This article appeared in The Leduc Representative and The Beaumont News in September 2017.
Reading begins at home. Excitement! Enthusiasm! Fun! These all come from the pages of books. Enjoy stories with your child from a very early age. Even newborns can sense your enthusiasm when you read to them. Pick a special time each day for this special task—reading to your child. Learn to be flexible. Read as long as he or she is interested. Don’t force reading. It will work its own magic in time.
- As you read, don’t be afraid to ask questions. Ask: “Isn’t that a funny thing to say? Would you have said that?”, “What do you think will happen next?”, or “Do you know what a streetcar is?”
- Answer questions even if they don’t get asked. If you think something is unclear or difficult, stop and clarify it. Don’t worry about breaking the flow of the story—your kids won’t mind.
- Link stories to everyday life, and use what your child knows about the world to make sense of stories.
- Have your children make up stories.

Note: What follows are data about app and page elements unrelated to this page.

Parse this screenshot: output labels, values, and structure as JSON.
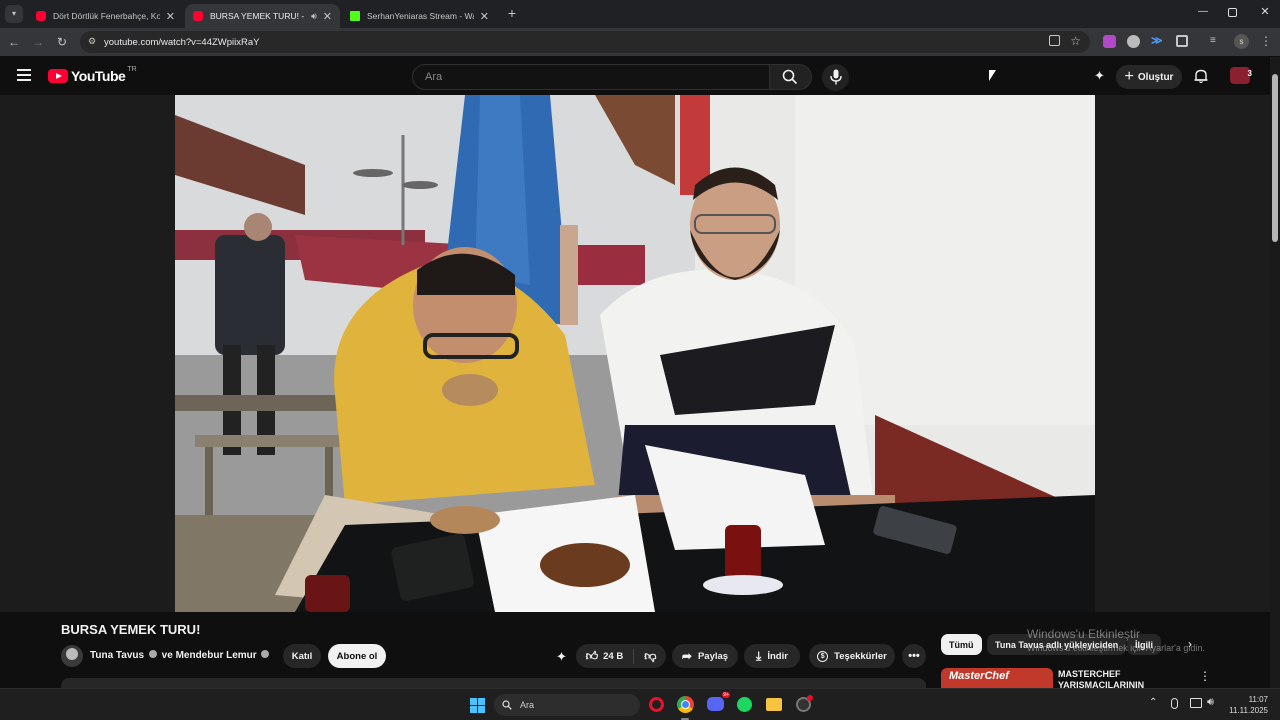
{
  "browser": {
    "tabs": [
      {
        "title": "Dört Dörtlük Fenerbahçe, Kocae",
        "active": false,
        "favicon": "youtube-icon"
      },
      {
        "title": "BURSA YEMEK TURU! - You",
        "active": true,
        "favicon": "youtube-icon",
        "audio": true
      },
      {
        "title": "SerhanYeniaras Stream - Watch",
        "active": false,
        "favicon": "kick-icon"
      }
    ],
    "url": "youtube.com/watch?v=44ZWpiixRaY"
  },
  "youtube": {
    "logo_text": "YouTube",
    "region": "TR",
    "search_placeholder": "Ara",
    "create_label": "Oluştur",
    "notification_count": "3"
  },
  "video": {
    "title": "BURSA YEMEK TURU!",
    "channel": "Tuna Tavus",
    "and_label": "ve",
    "collab": "Mendebur Lemur",
    "join_label": "Katıl",
    "subscribe_label": "Abone ol",
    "likes": "24 B",
    "share_label": "Paylaş",
    "download_label": "İndir",
    "thanks_label": "Teşekkürler"
  },
  "sidebar": {
    "chips": [
      "Tümü",
      "Tuna Tavus adlı yükleyiciden",
      "İlgili"
    ],
    "rec_title": "MASTERCHEF YARIŞMACILARININ",
    "rec_thumb_text": "MasterChef"
  },
  "watermark": {
    "line1": "Windows'u Etkinleştir",
    "line2": "Windows'u etkinleştirmek için Ayarlar'a gidin."
  },
  "taskbar": {
    "search_placeholder": "Ara",
    "time": "11:07",
    "date": "11.11.2025",
    "discord_badge": "9+"
  },
  "colors": {
    "accent": "#ff0033",
    "bg": "#0f0f0f",
    "chrome": "#202124"
  }
}
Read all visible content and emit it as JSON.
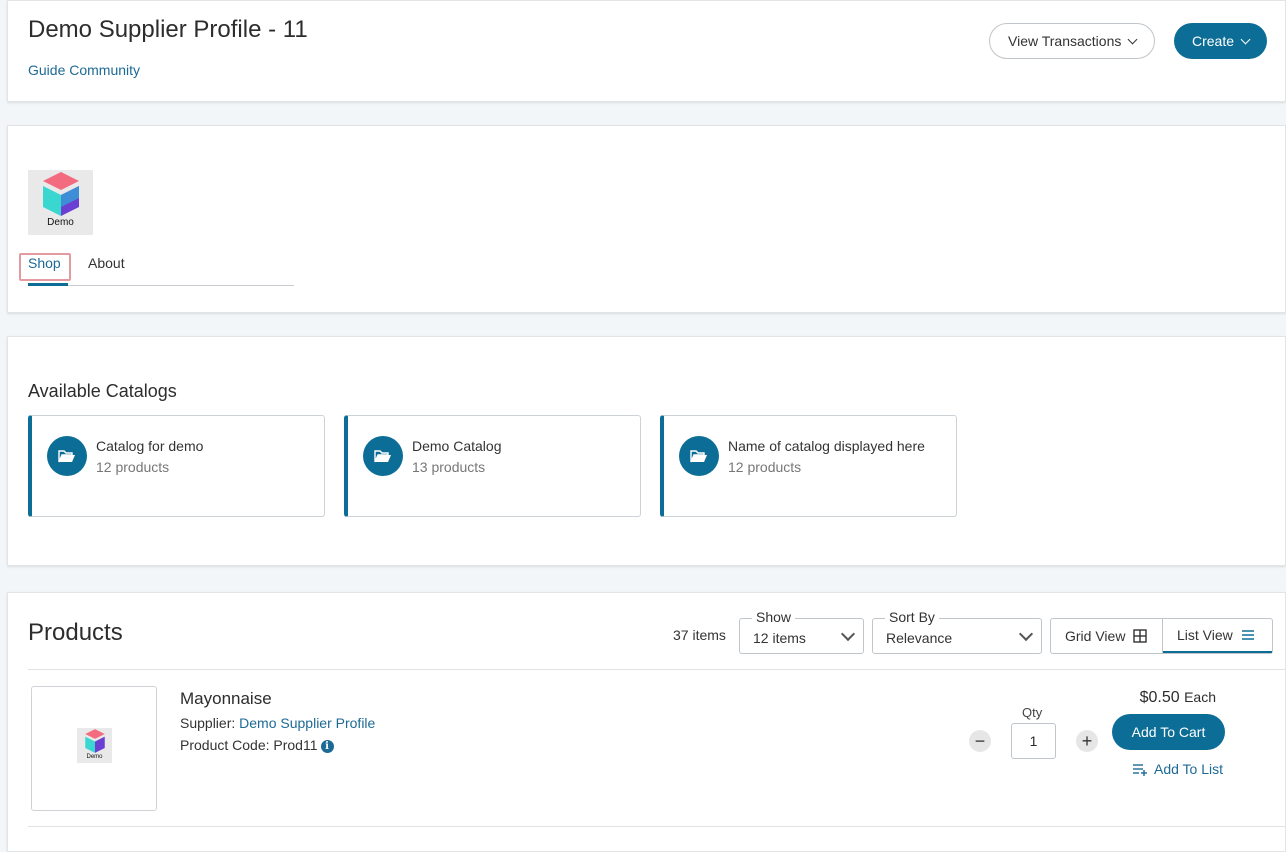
{
  "header": {
    "title": "Demo Supplier Profile - 11",
    "subtitle_link": "Guide Community",
    "view_transactions_label": "View Transactions",
    "create_label": "Create"
  },
  "brand": {
    "logo_text": "Demo",
    "tabs": [
      {
        "label": "Shop",
        "active": true
      },
      {
        "label": "About",
        "active": false
      }
    ]
  },
  "catalogs": {
    "heading": "Available Catalogs",
    "items": [
      {
        "name": "Catalog for demo",
        "count": "12 products",
        "icon": "folder-open-icon"
      },
      {
        "name": "Demo Catalog",
        "count": "13 products",
        "icon": "folder-open-icon"
      },
      {
        "name": "Name of catalog displayed here",
        "count": "12 products",
        "icon": "folder-open-icon"
      }
    ]
  },
  "products": {
    "heading": "Products",
    "count": "37 items",
    "show": {
      "legend": "Show",
      "value": "12 items"
    },
    "sort": {
      "legend": "Sort By",
      "value": "Relevance"
    },
    "grid_view_label": "Grid View",
    "list_view_label": "List View",
    "items": [
      {
        "name": "Mayonnaise",
        "supplier_label": "Supplier:",
        "supplier_name": "Demo Supplier Profile",
        "code_label": "Product Code:",
        "code": "Prod11",
        "thumb_text": "Demo",
        "qty_label": "Qty",
        "qty": "1",
        "price": "$0.50",
        "unit": "Each",
        "add_to_cart_label": "Add To Cart",
        "add_to_list_label": "Add To List"
      }
    ]
  },
  "colors": {
    "primary": "#0c6e96",
    "link": "#1d6a96",
    "focus_outline": "#e39aa0",
    "logo_pink": "#f36b7f",
    "logo_teal": "#3ad6d0",
    "logo_purple": "#6b3fd1"
  }
}
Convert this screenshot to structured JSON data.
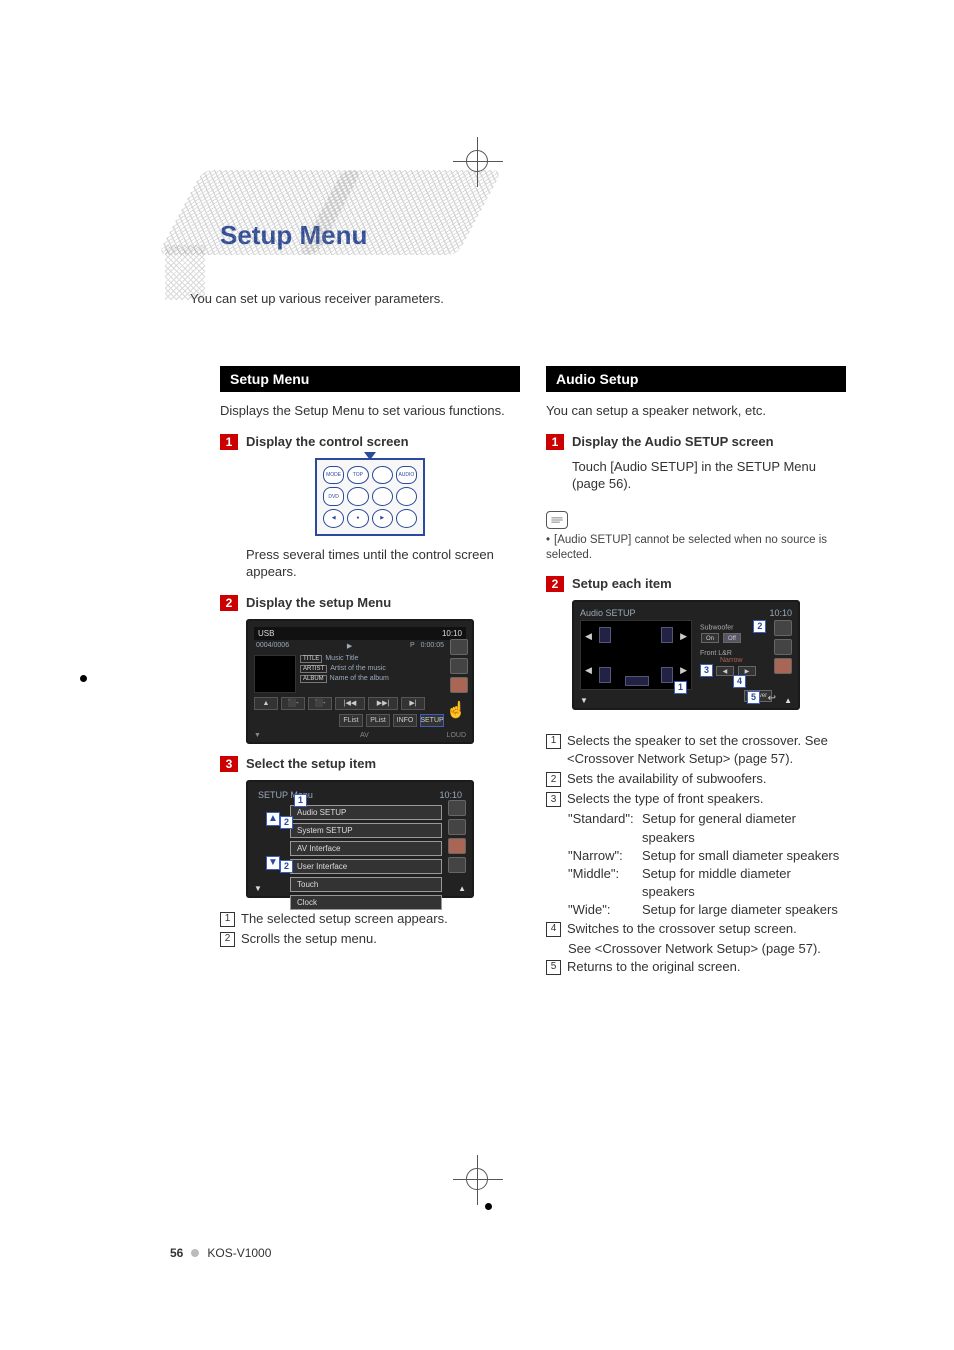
{
  "page_title": "Setup Menu",
  "intro": "You can set up various receiver parameters.",
  "footer": {
    "page": "56",
    "model": "KOS-V1000"
  },
  "left": {
    "section_title": "Setup Menu",
    "section_desc": "Displays the Setup Menu to set various functions.",
    "steps": {
      "s1": {
        "num": "1",
        "title": "Display the control screen",
        "body": "Press several times until the control screen appears."
      },
      "s2": {
        "num": "2",
        "title": "Display the setup Menu"
      },
      "s3": {
        "num": "3",
        "title": "Select the setup item"
      }
    },
    "remote_buttons": [
      "MODE",
      "TOP M",
      "AUDIO",
      "",
      "DVD",
      "",
      "",
      "",
      "",
      "",
      "",
      ""
    ],
    "usb": {
      "title": "USB",
      "time_r": "10:10",
      "counter": "0004/0006",
      "play_icon": "▶",
      "p": "P",
      "elapsed": "0:00:05",
      "title_tag": "TITLE",
      "title_val": "Music Title",
      "artist_tag": "ARTIST",
      "artist_val": "Artist of the music",
      "album_tag": "ALBUM",
      "album_val": "Name of the album",
      "transport": [
        "▲",
        "⬛-",
        "⬛-",
        "|◀◀",
        "▶▶|",
        "▶|"
      ],
      "transport2": [
        "FList",
        "PList",
        "INFO",
        "SETUP"
      ],
      "bl": "▼",
      "br_l": "AV",
      "br_r": "LOUD"
    },
    "setup_menu": {
      "title": "SETUP Menu",
      "time": "10:10",
      "items": [
        "Audio SETUP",
        "System SETUP",
        "AV Interface",
        "User Interface",
        "Touch",
        "Clock"
      ]
    },
    "callouts": {
      "c1": "The selected setup screen appears.",
      "c2": "Scrolls the setup menu."
    }
  },
  "right": {
    "section_title": "Audio Setup",
    "section_desc": "You can setup a speaker network, etc.",
    "steps": {
      "s1": {
        "num": "1",
        "title": "Display the Audio SETUP screen",
        "body": "Touch [Audio SETUP] in the SETUP Menu (page 56)."
      },
      "s2": {
        "num": "2",
        "title": "Setup each item"
      }
    },
    "note": "[Audio SETUP] cannot be selected when no source is selected.",
    "audio_fig": {
      "title": "Audio SETUP",
      "time": "10:10",
      "sub_label": "Subwoofer",
      "sub_on": "On",
      "sub_off": "Off",
      "front_label": "Front L&R",
      "front_val": "Narrow",
      "xover": "X'Over"
    },
    "callouts": {
      "c1": "Selects the speaker to set the crossover. See <Crossover Network Setup> (page 57).",
      "c2": "Sets the availability of subwoofers.",
      "c3": "Selects the type of front speakers.",
      "c3_standard_k": "\"Standard\":",
      "c3_standard_v": "Setup for general diameter speakers",
      "c3_narrow_k": "\"Narrow\":",
      "c3_narrow_v": "Setup for small diameter speakers",
      "c3_middle_k": "\"Middle\":",
      "c3_middle_v": "Setup for middle diameter speakers",
      "c3_wide_k": "\"Wide\":",
      "c3_wide_v": "Setup for large diameter speakers",
      "c4a": "Switches to the crossover setup screen.",
      "c4b": "See <Crossover Network Setup> (page 57).",
      "c5": "Returns to the original screen."
    }
  }
}
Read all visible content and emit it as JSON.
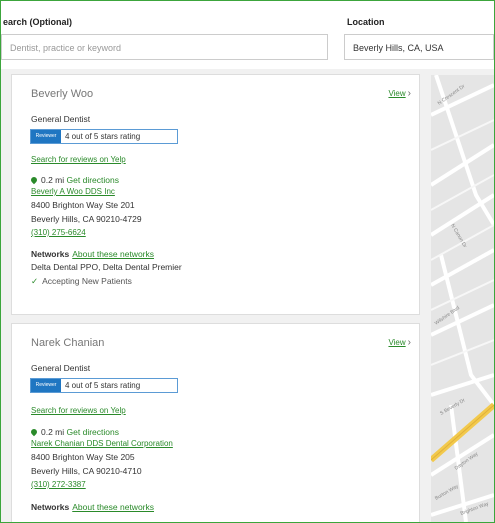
{
  "search": {
    "keyword_label": "earch (Optional)",
    "keyword_placeholder": "Dentist, practice or keyword",
    "location_label": "Location",
    "location_value": "Beverly Hills, CA, USA"
  },
  "results": [
    {
      "name": "Beverly Woo",
      "view_label": "View",
      "specialty": "General Dentist",
      "rating_badge": "Reviewer",
      "rating_text": "4 out of 5 stars rating",
      "search_reviews": "Search for reviews on Yelp",
      "distance": "0.2 mi",
      "directions": "Get directions",
      "practice": "Beverly A Woo DDS Inc",
      "address1": "8400 Brighton Way Ste 201",
      "address2": "Beverly Hills, CA 90210-4729",
      "phone": "(310) 275-6624",
      "networks_label": "Networks",
      "about_networks": "About these networks",
      "networks_value": "Delta Dental PPO, Delta Dental Premier",
      "accepting": "Accepting New Patients"
    },
    {
      "name": "Narek Chanian",
      "view_label": "View",
      "specialty": "General Dentist",
      "rating_badge": "Reviewer",
      "rating_text": "4 out of 5 stars rating",
      "search_reviews": "Search for reviews on Yelp",
      "distance": "0.2 mi",
      "directions": "Get directions",
      "practice": "Narek Chanian DDS Dental Corporation",
      "address1": "8400 Brighton Way Ste 205",
      "address2": "Beverly Hills, CA 90210-4710",
      "phone": "(310) 272-3387",
      "networks_label": "Networks",
      "about_networks": "About these networks"
    }
  ],
  "map": {
    "streets": [
      "N Crescent Dr",
      "N Canon Dr",
      "Wilshire Blvd",
      "S Beverly Dr",
      "Dayton Way",
      "Burton Way",
      "Brighton Way"
    ]
  },
  "colors": {
    "accent_green": "#2a8a2a",
    "rating_blue": "#1f76c2",
    "frame_green": "#3ca53c"
  }
}
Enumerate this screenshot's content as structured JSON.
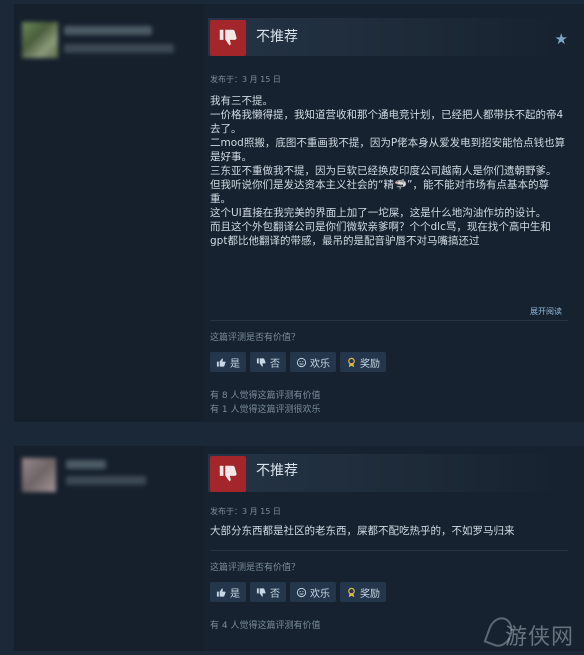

Be involved by asking, “What happened after?” Make comments such as, “Wow! That was scary!” It will encourage the child to keep going. Be enthusiastic and responsive. Give your child your full attention.
- To focus attention on the story, ask a lot of what if questions. For example, “What if the bird from the story landed on your nose?” and “What if the princess asked you for something to eat?”
- Answer your child’s endless why questions. When you say, “I don’t know why the sky is blue; let’s look it up” you show how important books are.
- Make books important in your life. Teach by example. Read and talk about books, have literature around the house, on coffee tables, etc. Take trips to the library, park, museum, or zoo; surround these events with comments and questions that can be answered using books.
- Pick books with repeated phrases such as Three Little Pigs. Change your vocal inflection when reading repeated phrases such as, “not by the hair on my chinny-chin-chin.” Soon your child will join in and you will be huffing and puffing together. Repeating phrases makes the story fun, and helps bring the story to life. As your child grows more familiar with a story, pause whenever there are repeated phrases and let your child fill in the blanks.
- Pretend! Pretend! Pretend! Encourage your child to pretend to read, especially the books that contain repetition and rhyme. Ask questions about the story. Be interested. Be excited. “Dad, Nikki is reading!”
These tips will ensure that not only will your kids have the best chance to develop a love of reading, but that you will have a more engaged and healthy relationship with your children.